▶ **Data for this exercise**
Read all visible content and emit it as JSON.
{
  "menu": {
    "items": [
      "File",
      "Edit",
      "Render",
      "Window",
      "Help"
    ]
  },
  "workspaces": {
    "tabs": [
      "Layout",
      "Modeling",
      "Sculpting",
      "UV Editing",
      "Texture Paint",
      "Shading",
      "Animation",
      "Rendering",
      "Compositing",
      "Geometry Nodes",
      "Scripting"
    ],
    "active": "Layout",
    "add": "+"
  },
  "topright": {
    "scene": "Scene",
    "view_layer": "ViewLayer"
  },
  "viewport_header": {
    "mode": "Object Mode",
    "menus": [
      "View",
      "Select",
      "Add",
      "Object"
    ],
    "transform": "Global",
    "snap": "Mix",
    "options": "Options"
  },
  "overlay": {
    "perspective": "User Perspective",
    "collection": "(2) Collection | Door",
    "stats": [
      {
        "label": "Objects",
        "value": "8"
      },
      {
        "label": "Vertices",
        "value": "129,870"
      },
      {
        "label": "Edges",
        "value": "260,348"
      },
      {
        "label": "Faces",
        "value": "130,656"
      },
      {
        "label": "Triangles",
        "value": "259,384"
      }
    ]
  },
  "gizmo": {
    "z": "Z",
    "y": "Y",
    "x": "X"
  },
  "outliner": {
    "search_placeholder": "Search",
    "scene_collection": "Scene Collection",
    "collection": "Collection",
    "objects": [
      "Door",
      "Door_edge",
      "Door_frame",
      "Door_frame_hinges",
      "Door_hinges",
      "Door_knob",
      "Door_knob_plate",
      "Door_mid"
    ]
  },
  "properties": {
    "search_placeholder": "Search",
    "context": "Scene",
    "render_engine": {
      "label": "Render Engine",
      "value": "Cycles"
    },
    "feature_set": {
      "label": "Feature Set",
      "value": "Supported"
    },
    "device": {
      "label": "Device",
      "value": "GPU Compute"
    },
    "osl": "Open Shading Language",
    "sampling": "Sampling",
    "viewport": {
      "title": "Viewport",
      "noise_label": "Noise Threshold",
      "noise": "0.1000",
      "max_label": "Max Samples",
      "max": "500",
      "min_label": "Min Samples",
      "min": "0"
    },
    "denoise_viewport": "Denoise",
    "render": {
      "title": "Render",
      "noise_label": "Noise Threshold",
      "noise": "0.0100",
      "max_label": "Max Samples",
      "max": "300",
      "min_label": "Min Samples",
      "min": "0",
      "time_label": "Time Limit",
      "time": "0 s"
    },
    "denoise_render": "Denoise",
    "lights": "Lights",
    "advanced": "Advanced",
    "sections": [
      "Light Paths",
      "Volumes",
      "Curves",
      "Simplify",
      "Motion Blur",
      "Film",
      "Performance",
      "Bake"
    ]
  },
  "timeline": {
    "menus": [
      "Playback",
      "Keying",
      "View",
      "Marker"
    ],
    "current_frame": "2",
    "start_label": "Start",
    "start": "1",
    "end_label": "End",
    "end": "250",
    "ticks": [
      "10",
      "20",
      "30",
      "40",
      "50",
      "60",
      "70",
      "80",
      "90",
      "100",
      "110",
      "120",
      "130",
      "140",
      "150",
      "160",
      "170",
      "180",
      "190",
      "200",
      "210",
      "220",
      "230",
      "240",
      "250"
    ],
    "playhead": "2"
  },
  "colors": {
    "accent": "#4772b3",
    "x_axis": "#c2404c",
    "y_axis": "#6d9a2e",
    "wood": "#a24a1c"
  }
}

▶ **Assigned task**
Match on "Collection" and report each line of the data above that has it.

▶ **Expected answer**
    "collection": "(2) Collection | Door",
    "scene_collection": "Scene Collection",
    "collection": "Collection",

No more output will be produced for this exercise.